Paralyzing panic and other outcomes

Recently I had reason to reiterate to a new client an outline of the effect of anxiety, panic and the outcomes of these reactions. Since there seems to be quite a deal of ignorance about the physiology surrounding anxiety, I decided to talk about it again.

Anxiety is part of our survival.  Yet anxiety levels can creep out of control when, via the brain, emergency messages arrive at the nervous system creating distressing symptoms.  It is this sequence of events within our body that creates panic to the extent that people may begin to live a life of compromise, founded on fear.

When the brain receives a surge of nervous signals the amygdale, thought to be the fear centre therein, is activated.  At that point the body releases from the adrenal glands, the natural chemical, adrenaline (epinephrine).  This outcome is extremely powerful in its effectiveness – our ‘fight or flight’ mechanism in action.  These days of course, the level of danger that once existed in earlier times is limited but, as a form of natural protection, the brain continues its work even though the signal we are giving it may relate to some far less threatening occurrence. Even a sharp rise in tension for a relatively simple reason can be sufficient to trigger amygdale reaction and a subsequent flood of anxiety if the individual is already fatigued or stressed.

In effect, adrenaline released into an overloaded system has nowhere to go but to alert the body by raising the heartbeat, causing the onset of sweating, creating churning in the stomach or affecting the bowel or bladder or provoking irregular breathing – plus many other alarming symptoms – and so a panic attack occurs.

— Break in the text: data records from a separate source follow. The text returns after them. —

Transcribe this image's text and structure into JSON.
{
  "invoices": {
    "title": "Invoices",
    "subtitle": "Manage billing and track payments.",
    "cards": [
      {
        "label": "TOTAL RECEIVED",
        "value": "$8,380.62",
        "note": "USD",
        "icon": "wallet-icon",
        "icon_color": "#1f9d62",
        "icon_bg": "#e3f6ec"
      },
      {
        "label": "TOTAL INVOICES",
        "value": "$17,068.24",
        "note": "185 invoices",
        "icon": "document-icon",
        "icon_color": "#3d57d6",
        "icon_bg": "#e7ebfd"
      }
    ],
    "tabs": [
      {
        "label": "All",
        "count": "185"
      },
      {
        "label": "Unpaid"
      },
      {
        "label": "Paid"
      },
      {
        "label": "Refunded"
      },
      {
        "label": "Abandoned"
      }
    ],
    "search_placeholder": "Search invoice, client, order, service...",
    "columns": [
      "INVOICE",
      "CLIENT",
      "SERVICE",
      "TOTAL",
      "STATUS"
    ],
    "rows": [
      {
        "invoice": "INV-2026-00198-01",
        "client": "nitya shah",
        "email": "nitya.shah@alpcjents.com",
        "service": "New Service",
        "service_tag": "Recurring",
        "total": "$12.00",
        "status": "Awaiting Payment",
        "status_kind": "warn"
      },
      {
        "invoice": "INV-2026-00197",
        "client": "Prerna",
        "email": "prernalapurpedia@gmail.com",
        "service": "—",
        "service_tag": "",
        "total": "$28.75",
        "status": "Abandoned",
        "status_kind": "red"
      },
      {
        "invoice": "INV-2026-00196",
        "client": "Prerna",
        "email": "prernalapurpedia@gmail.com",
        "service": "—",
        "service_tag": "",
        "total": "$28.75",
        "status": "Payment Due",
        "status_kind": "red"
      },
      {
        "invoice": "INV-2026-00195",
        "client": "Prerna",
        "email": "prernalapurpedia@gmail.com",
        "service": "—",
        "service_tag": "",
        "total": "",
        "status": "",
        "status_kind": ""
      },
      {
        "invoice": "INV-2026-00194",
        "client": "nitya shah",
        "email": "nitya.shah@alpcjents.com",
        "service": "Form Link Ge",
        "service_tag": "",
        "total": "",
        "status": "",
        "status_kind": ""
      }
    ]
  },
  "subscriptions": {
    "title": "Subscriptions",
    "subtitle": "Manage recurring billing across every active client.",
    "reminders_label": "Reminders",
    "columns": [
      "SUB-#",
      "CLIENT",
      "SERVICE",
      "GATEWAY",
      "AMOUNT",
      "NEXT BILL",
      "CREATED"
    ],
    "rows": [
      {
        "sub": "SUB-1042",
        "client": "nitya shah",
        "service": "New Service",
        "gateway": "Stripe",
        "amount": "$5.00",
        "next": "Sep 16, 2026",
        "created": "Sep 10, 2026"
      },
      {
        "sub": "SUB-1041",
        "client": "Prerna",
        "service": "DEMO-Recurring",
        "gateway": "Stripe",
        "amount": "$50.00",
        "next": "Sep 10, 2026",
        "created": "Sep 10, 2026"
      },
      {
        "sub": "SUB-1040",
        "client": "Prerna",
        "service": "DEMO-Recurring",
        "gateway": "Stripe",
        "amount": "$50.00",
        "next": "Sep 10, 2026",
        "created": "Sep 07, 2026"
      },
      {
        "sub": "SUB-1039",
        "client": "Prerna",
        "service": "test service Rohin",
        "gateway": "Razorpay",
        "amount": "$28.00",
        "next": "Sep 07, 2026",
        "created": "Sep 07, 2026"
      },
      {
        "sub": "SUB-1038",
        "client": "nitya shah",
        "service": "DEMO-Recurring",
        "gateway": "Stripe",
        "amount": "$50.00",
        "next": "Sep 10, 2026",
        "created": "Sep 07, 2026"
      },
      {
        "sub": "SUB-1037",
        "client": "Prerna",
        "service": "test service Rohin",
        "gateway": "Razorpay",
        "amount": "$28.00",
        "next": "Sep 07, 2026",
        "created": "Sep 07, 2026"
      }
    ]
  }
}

Panic attacks typically seem to come ‘out of the blue’ but this is an incorrect assumption.  Always there has been a gradual build up of stress, tension and exhaustion to precipitate this level of anxiety.  Unfortunately though, this is like a plot for the unsuspecting and countless people are regularly caught out by their body’s attempts to control their wellbeing.

There are lots of articles on anxiety and panic these days – some of it valuable and lots of it less so.  In fact my book In Stillness Conquer Fear was the first in Australia (and maybe the first anyway) to expose anxiety at a personal level – to expose anxiety for what it really is – and to offer a practical and natural lasting solution.  So with 30 years’ experience of self help and then working with other anxiety sufferers, in this month’s blog I’m going to be bold and quote some passages from my own writings.

Firstly, the greatest fear that imposes itself on the unsuspecting anxiety victim is the fear of death.

Panic in full flight, delivering a range of alarming symptoms, gives a very strong impression that death is imminent.  And oh, how unprepared is that victim as told in my own account of panic  (Chapter 3, In Stillness Conquer Fear):

‘It was a hot, steamy and overcast day, my head was aching and I was very tired. I remember it well … exhausted from a range of duties I rushed off once more.  It was as I was driving in rather heavy traffic that I suddenly experienced an unpleasant feeling of unreality. I felt a surge of alarm at this new experience. I remember vaguely thinking that perhaps I had not been concentrating very well on my driving, and almost wanted to pinch myself to see if I was dreaming.”

This feeling of unreality, I learned later, is quite a common symptom of anxiety.  However, not knowing that then, I became tense in an attempt to overcome that unpleasant feeling. I then realised that I was feeling extremely unwell. I was giddy and nauseated, my head was pounding, my vision was blurred and my heart was thumping in my throat — and I was still driving the car. I managed to park it and sat there for a few minutes, terribly aware of the fact that I was ill and away from home and I had two very young children with me.

By then, I was also feeling weak and faint, hot and cold and gasping for breath — hyperventilating, so I learned much later. Excessive over-breathing in fright will cause numbness in the hands and limbs, and I then experienced what is medically known as a tetanic spasm which, I thought then, was the sudden onset of paralysis. With all those dramatic sensations happening and the predicament of being responsible for my children, I was convinced that I was dying or certainly being stricken with some dreadful disease.

All my responsibilities seemed to crowd into my thoughts, in particular the two little children still out there in the car. It was a sensational and very frightening experience and I felt, in my confusion, that if I wasn’t dying, I was about to lose control of my reason and actions.’

And so for me – and for many others – the fear of dying, death, being overwhelmed or losing reason dominated for many years – until with good fortune, I learned how to take control of my reactivity, develop natural calm and find relief from the power of negativity.

There are many, many suffering people out there – struggling with anxiety, panic, tension, depression and more.  Many of those people will never know how to reverse their predicament, safely, naturally and in a practical and effective way.  If you think this blog might help someone else, please circulate it to endorse what we do here at the SMT Centre.

Our commitment and aim is to help others achieve naturally, the quality of life each deserves.